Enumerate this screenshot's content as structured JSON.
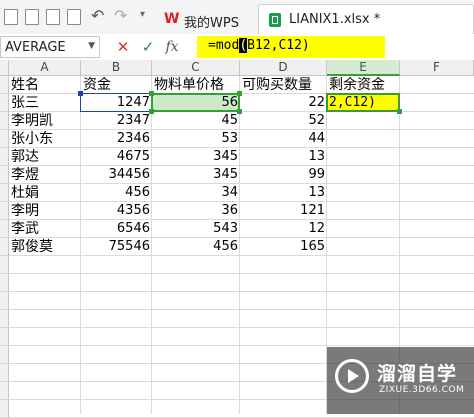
{
  "toolbar": {
    "icons": [
      "new-file-icon",
      "pdf-icon",
      "print-preview-icon",
      "print-icon",
      "undo-icon",
      "redo-icon",
      "more-icon"
    ]
  },
  "tabs": [
    {
      "label": "我的WPS"
    },
    {
      "label": "LIANIX1.xlsx *"
    }
  ],
  "formula_bar": {
    "name_box": "AVERAGE",
    "formula_prefix": "=mod",
    "formula_paren": "(",
    "formula_suffix": "B12,C12)"
  },
  "columns": [
    "A",
    "B",
    "C",
    "D",
    "E",
    "F"
  ],
  "rows": [
    {
      "A": "姓名",
      "B": "资金",
      "C": "物料单价格",
      "D": "可购买数量",
      "E": "剩余资金"
    },
    {
      "A": "张三",
      "B": "1247",
      "C": "56",
      "D": "22",
      "E": "2,C12)"
    },
    {
      "A": "李明凯",
      "B": "2347",
      "C": "45",
      "D": "52",
      "E": ""
    },
    {
      "A": "张小东",
      "B": "2346",
      "C": "53",
      "D": "44",
      "E": ""
    },
    {
      "A": "郭达",
      "B": "4675",
      "C": "345",
      "D": "13",
      "E": ""
    },
    {
      "A": "李煜",
      "B": "34456",
      "C": "345",
      "D": "99",
      "E": ""
    },
    {
      "A": "杜娟",
      "B": "456",
      "C": "34",
      "D": "13",
      "E": ""
    },
    {
      "A": "李明",
      "B": "4356",
      "C": "36",
      "D": "121",
      "E": ""
    },
    {
      "A": "李武",
      "B": "6546",
      "C": "543",
      "D": "12",
      "E": ""
    },
    {
      "A": "郭俊莫",
      "B": "75546",
      "C": "456",
      "D": "165",
      "E": ""
    }
  ],
  "watermark": {
    "title": "溜溜自学",
    "url": "ZIXUE.3D66.COM"
  }
}
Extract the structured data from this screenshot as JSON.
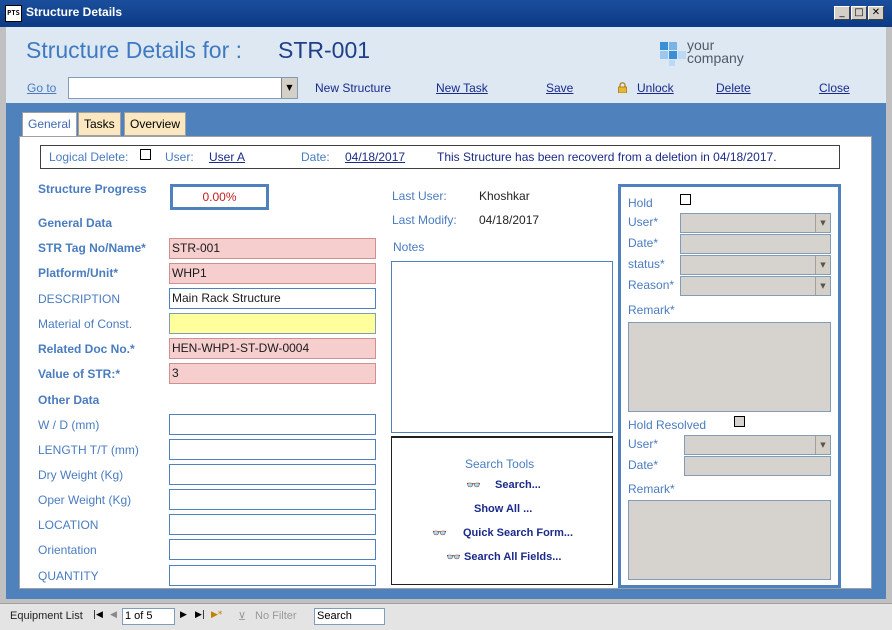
{
  "window": {
    "title": "Structure Details",
    "app_icon": "PTS"
  },
  "header": {
    "heading_label": "Structure Details for :",
    "structure_id": "STR-001",
    "logo_line1": "your",
    "logo_line2": "company"
  },
  "toolbar": {
    "goto_label": "Go to",
    "goto_value": "",
    "new_structure": "New Structure",
    "new_task": "New Task",
    "save": "Save",
    "unlock": "Unlock",
    "delete": "Delete",
    "close": "Close"
  },
  "tabs": [
    {
      "label": "General",
      "active": true
    },
    {
      "label": "Tasks",
      "active": false
    },
    {
      "label": "Overview",
      "active": false
    }
  ],
  "info": {
    "logical_delete_label": "Logical Delete:",
    "user_label": "User:",
    "user_value": "User A",
    "date_label": "Date:",
    "date_value": "04/18/2017",
    "message": "This Structure has been recoverd from a deletion in 04/18/2017."
  },
  "progress": {
    "label": "Structure Progress",
    "value": "0.00%"
  },
  "general": {
    "section_title": "General Data",
    "fields": [
      {
        "label": "STR Tag No/Name*",
        "value": "STR-001"
      },
      {
        "label": "Platform/Unit*",
        "value": "WHP1"
      },
      {
        "label": "DESCRIPTION",
        "value": "Main Rack Structure"
      },
      {
        "label": "Material of Const.",
        "value": ""
      },
      {
        "label": "Related Doc No.*",
        "value": "HEN-WHP1-ST-DW-0004"
      },
      {
        "label": "Value of STR:*",
        "value": "3"
      }
    ]
  },
  "other": {
    "section_title": "Other Data",
    "fields": [
      {
        "label": "W / D (mm)",
        "value": ""
      },
      {
        "label": "LENGTH T/T (mm)",
        "value": ""
      },
      {
        "label": "Dry Weight (Kg)",
        "value": ""
      },
      {
        "label": "Oper Weight (Kg)",
        "value": ""
      },
      {
        "label": "LOCATION",
        "value": ""
      },
      {
        "label": "Orientation",
        "value": ""
      },
      {
        "label": "QUANTITY",
        "value": ""
      }
    ]
  },
  "meta": {
    "last_user_label": "Last User:",
    "last_user_value": "Khoshkar",
    "last_modify_label": "Last Modify:",
    "last_modify_value": "04/18/2017",
    "notes_label": "Notes"
  },
  "search": {
    "title": "Search Tools",
    "search": "Search...",
    "show_all": "Show All ...",
    "quick": "Quick Search Form...",
    "all_fields": "Search All Fields..."
  },
  "hold": {
    "hold_label": "Hold",
    "user_label": "User*",
    "date_label": "Date*",
    "status_label": "status*",
    "reason_label": "Reason*",
    "remark_label": "Remark*",
    "resolved_label": "Hold Resolved",
    "r_user_label": "User*",
    "r_date_label": "Date*",
    "r_remark_label": "Remark*"
  },
  "navbar": {
    "label": "Equipment List",
    "record": "1 of 5",
    "filter": "No Filter",
    "search": "Search"
  },
  "colors": {
    "accent": "#4f81bd",
    "required": "#f6cece",
    "highlight": "#ffff9c"
  }
}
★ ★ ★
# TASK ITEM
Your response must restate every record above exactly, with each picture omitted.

# RESULT OF THIS TASK
Enumerate this screenshot's content as structured JSON.
{
  "toolbar": {
    "icons": [
      "new-file-icon",
      "pdf-icon",
      "print-preview-icon",
      "print-icon",
      "undo-icon",
      "redo-icon",
      "more-icon"
    ]
  },
  "tabs": [
    {
      "label": "我的WPS"
    },
    {
      "label": "LIANIX1.xlsx *"
    }
  ],
  "formula_bar": {
    "name_box": "AVERAGE",
    "formula_prefix": "=mod",
    "formula_paren": "(",
    "formula_suffix": "B12,C12)"
  },
  "columns": [
    "A",
    "B",
    "C",
    "D",
    "E",
    "F"
  ],
  "rows": [
    {
      "A": "姓名",
      "B": "资金",
      "C": "物料单价格",
      "D": "可购买数量",
      "E": "剩余资金"
    },
    {
      "A": "张三",
      "B": "1247",
      "C": "56",
      "D": "22",
      "E": "2,C12)"
    },
    {
      "A": "李明凯",
      "B": "2347",
      "C": "45",
      "D": "52",
      "E": ""
    },
    {
      "A": "张小东",
      "B": "2346",
      "C": "53",
      "D": "44",
      "E": ""
    },
    {
      "A": "郭达",
      "B": "4675",
      "C": "345",
      "D": "13",
      "E": ""
    },
    {
      "A": "李煜",
      "B": "34456",
      "C": "345",
      "D": "99",
      "E": ""
    },
    {
      "A": "杜娟",
      "B": "456",
      "C": "34",
      "D": "13",
      "E": ""
    },
    {
      "A": "李明",
      "B": "4356",
      "C": "36",
      "D": "121",
      "E": ""
    },
    {
      "A": "李武",
      "B": "6546",
      "C": "543",
      "D": "12",
      "E": ""
    },
    {
      "A": "郭俊莫",
      "B": "75546",
      "C": "456",
      "D": "165",
      "E": ""
    }
  ],
  "watermark": {
    "title": "溜溜自学",
    "url": "ZIXUE.3D66.COM"
  }
}
Extract the structured data from this screenshot as JSON.
{
  "window": {
    "title": "Structure Details",
    "app_icon": "PTS"
  },
  "header": {
    "heading_label": "Structure Details for :",
    "structure_id": "STR-001",
    "logo_line1": "your",
    "logo_line2": "company"
  },
  "toolbar": {
    "goto_label": "Go to",
    "goto_value": "",
    "new_structure": "New Structure",
    "new_task": "New Task",
    "save": "Save",
    "unlock": "Unlock",
    "delete": "Delete",
    "close": "Close"
  },
  "tabs": [
    {
      "label": "General",
      "active": true
    },
    {
      "label": "Tasks",
      "active": false
    },
    {
      "label": "Overview",
      "active": false
    }
  ],
  "info": {
    "logical_delete_label": "Logical Delete:",
    "user_label": "User:",
    "user_value": "User A",
    "date_label": "Date:",
    "date_value": "04/18/2017",
    "message": "This Structure has been recoverd from a deletion in 04/18/2017."
  },
  "progress": {
    "label": "Structure Progress",
    "value": "0.00%"
  },
  "general": {
    "section_title": "General Data",
    "fields": [
      {
        "label": "STR Tag No/Name*",
        "value": "STR-001"
      },
      {
        "label": "Platform/Unit*",
        "value": "WHP1"
      },
      {
        "label": "DESCRIPTION",
        "value": "Main Rack Structure"
      },
      {
        "label": "Material of Const.",
        "value": ""
      },
      {
        "label": "Related Doc No.*",
        "value": "HEN-WHP1-ST-DW-0004"
      },
      {
        "label": "Value of STR:*",
        "value": "3"
      }
    ]
  },
  "other": {
    "section_title": "Other Data",
    "fields": [
      {
        "label": "W / D (mm)",
        "value": ""
      },
      {
        "label": "LENGTH T/T (mm)",
        "value": ""
      },
      {
        "label": "Dry Weight (Kg)",
        "value": ""
      },
      {
        "label": "Oper Weight (Kg)",
        "value": ""
      },
      {
        "label": "LOCATION",
        "value": ""
      },
      {
        "label": "Orientation",
        "value": ""
      },
      {
        "label": "QUANTITY",
        "value": ""
      }
    ]
  },
  "meta": {
    "last_user_label": "Last User:",
    "last_user_value": "Khoshkar",
    "last_modify_label": "Last Modify:",
    "last_modify_value": "04/18/2017",
    "notes_label": "Notes"
  },
  "search": {
    "title": "Search Tools",
    "search": "Search...",
    "show_all": "Show All ...",
    "quick": "Quick Search Form...",
    "all_fields": "Search All Fields..."
  },
  "hold": {
    "hold_label": "Hold",
    "user_label": "User*",
    "date_label": "Date*",
    "status_label": "status*",
    "reason_label": "Reason*",
    "remark_label": "Remark*",
    "resolved_label": "Hold Resolved",
    "r_user_label": "User*",
    "r_date_label": "Date*",
    "r_remark_label": "Remark*"
  },
  "navbar": {
    "label": "Equipment List",
    "record": "1 of 5",
    "filter": "No Filter",
    "search": "Search"
  },
  "colors": {
    "accent": "#4f81bd",
    "required": "#f6cece",
    "highlight": "#ffff9c"
  }
}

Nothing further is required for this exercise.